[SUPPLIED INFORMATION Boundary: Start]
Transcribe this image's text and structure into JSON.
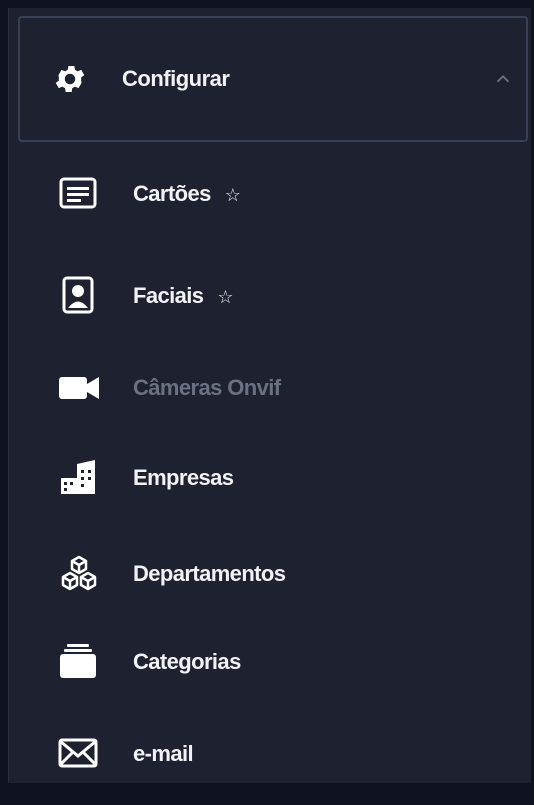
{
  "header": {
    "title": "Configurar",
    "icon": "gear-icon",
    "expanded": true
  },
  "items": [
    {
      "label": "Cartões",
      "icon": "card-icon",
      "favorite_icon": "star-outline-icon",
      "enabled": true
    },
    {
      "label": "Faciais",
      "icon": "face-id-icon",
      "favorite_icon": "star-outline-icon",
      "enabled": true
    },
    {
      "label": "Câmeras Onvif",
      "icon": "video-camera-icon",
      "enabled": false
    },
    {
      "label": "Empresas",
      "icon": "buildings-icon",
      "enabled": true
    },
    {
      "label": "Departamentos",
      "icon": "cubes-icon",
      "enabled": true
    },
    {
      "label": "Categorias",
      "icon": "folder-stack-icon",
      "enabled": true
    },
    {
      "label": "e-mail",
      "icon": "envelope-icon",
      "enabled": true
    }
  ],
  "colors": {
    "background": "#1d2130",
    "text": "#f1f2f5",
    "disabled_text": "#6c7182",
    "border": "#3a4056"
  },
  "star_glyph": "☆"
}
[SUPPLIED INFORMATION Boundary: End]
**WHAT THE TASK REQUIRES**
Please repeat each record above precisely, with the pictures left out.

**WRITTEN REPLY**
Transcribe this image's text and structure into JSON.
{
  "header": {
    "title": "Configurar",
    "icon": "gear-icon",
    "expanded": true
  },
  "items": [
    {
      "label": "Cartões",
      "icon": "card-icon",
      "favorite_icon": "star-outline-icon",
      "enabled": true
    },
    {
      "label": "Faciais",
      "icon": "face-id-icon",
      "favorite_icon": "star-outline-icon",
      "enabled": true
    },
    {
      "label": "Câmeras Onvif",
      "icon": "video-camera-icon",
      "enabled": false
    },
    {
      "label": "Empresas",
      "icon": "buildings-icon",
      "enabled": true
    },
    {
      "label": "Departamentos",
      "icon": "cubes-icon",
      "enabled": true
    },
    {
      "label": "Categorias",
      "icon": "folder-stack-icon",
      "enabled": true
    },
    {
      "label": "e-mail",
      "icon": "envelope-icon",
      "enabled": true
    }
  ],
  "colors": {
    "background": "#1d2130",
    "text": "#f1f2f5",
    "disabled_text": "#6c7182",
    "border": "#3a4056"
  },
  "star_glyph": "☆"
}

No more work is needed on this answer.